- [Your objective]
Repeat each line of the material below exactly.

- [Given entries]
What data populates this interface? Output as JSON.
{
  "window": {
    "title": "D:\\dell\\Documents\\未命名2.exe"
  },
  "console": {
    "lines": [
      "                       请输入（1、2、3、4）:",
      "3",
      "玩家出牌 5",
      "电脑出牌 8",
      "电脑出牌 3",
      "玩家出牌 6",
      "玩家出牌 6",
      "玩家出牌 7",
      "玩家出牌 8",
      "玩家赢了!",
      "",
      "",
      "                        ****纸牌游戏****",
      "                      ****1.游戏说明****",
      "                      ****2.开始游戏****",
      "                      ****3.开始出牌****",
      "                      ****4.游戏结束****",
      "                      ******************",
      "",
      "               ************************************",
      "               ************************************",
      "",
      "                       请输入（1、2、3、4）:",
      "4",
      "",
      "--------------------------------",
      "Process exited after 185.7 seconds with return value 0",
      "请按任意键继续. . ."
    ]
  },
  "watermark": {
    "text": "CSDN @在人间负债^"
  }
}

- [Answer for this exercise]
What data populates this interface? Output as JSON.
{
  "window": {
    "title": "D:\\dell\\Documents\\未命名2.exe"
  },
  "console": {
    "lines": [
      "                       请输入（1、2、3、4）:",
      "3",
      "玩家出牌 5",
      "电脑出牌 8",
      "电脑出牌 3",
      "玩家出牌 6",
      "玩家出牌 6",
      "玩家出牌 7",
      "玩家出牌 8",
      "玩家赢了!",
      "",
      "",
      "                        ****纸牌游戏****",
      "                      ****1.游戏说明****",
      "                      ****2.开始游戏****",
      "                      ****3.开始出牌****",
      "                      ****4.游戏结束****",
      "                      ******************",
      "",
      "               ************************************",
      "               ************************************",
      "",
      "                       请输入（1、2、3、4）:",
      "4",
      "",
      "--------------------------------",
      "Process exited after 185.7 seconds with return value 0",
      "请按任意键继续. . ."
    ]
  },
  "watermark": {
    "text": "CSDN @在人间负债^"
  }
}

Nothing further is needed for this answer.